### TASK OBJECTIVE
Wherever the string "date" appears in the records, return the line that holds it.

### EXCERPTED DATA
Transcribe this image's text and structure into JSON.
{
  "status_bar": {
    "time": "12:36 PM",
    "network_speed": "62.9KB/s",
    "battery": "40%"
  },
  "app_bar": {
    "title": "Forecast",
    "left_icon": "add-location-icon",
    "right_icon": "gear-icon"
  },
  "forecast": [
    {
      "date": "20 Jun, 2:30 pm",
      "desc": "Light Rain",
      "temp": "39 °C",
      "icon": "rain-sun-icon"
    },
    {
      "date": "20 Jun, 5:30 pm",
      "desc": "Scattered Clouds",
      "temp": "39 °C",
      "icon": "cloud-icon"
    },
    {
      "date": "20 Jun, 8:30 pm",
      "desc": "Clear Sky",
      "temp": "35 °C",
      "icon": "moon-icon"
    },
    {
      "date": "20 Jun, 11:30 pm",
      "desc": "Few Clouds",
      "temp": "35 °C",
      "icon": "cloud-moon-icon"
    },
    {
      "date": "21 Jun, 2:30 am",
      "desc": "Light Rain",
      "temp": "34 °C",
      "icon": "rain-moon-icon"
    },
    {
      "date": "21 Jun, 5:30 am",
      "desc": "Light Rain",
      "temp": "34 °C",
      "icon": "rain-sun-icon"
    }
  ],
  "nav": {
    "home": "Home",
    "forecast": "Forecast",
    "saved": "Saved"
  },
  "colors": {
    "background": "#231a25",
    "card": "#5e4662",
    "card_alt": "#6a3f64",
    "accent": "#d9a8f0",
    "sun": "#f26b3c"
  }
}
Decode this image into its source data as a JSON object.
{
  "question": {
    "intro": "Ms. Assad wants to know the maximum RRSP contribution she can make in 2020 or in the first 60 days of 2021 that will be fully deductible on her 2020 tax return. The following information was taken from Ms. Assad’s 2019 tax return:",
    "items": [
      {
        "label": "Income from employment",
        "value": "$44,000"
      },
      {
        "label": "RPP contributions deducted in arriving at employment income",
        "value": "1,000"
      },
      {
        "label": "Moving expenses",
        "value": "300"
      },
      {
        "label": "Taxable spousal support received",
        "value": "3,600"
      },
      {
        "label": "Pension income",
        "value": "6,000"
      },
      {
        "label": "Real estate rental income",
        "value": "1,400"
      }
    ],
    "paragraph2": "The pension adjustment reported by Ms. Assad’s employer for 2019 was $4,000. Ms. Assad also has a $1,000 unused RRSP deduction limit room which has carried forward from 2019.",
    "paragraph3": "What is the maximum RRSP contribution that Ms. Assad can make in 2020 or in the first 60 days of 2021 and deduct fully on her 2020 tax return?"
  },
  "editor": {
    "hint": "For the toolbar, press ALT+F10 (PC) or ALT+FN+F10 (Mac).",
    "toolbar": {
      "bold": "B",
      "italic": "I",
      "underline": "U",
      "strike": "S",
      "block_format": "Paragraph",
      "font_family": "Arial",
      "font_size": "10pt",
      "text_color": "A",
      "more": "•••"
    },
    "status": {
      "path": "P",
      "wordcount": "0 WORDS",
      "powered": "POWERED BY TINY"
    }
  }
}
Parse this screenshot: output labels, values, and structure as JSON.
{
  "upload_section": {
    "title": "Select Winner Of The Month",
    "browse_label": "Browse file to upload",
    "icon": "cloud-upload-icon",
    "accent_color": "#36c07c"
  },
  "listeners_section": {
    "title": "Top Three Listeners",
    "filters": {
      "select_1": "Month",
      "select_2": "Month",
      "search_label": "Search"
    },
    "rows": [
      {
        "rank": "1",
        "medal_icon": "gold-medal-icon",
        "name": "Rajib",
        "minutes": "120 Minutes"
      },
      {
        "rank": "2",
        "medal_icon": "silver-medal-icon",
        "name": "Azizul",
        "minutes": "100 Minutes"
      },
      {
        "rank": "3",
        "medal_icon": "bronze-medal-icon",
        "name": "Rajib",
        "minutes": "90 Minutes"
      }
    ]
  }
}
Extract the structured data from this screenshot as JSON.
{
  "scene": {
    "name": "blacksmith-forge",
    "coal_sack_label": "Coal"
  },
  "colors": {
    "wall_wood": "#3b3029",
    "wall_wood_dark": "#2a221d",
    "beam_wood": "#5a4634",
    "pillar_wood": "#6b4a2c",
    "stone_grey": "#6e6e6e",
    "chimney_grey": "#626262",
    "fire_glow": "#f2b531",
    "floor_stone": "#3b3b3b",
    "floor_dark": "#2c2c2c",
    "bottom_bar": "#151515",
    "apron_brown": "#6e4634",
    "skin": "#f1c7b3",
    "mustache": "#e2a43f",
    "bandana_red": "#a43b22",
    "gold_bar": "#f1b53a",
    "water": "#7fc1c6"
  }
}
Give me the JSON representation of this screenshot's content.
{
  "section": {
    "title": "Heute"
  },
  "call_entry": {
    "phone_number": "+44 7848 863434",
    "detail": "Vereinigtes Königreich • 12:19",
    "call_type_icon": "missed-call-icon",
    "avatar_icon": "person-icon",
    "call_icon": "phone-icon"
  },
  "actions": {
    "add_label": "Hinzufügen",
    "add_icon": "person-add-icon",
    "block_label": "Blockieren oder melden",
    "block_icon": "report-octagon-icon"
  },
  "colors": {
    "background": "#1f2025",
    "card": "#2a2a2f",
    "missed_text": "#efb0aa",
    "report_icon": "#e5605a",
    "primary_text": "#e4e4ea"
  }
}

### ANSWER BELOW
      "date": "20 Jun, 2:30 pm",
      "date": "20 Jun, 5:30 pm",
      "date": "20 Jun, 8:30 pm",
      "date": "20 Jun, 11:30 pm",
      "date": "21 Jun, 2:30 am",
      "date": "21 Jun, 5:30 am",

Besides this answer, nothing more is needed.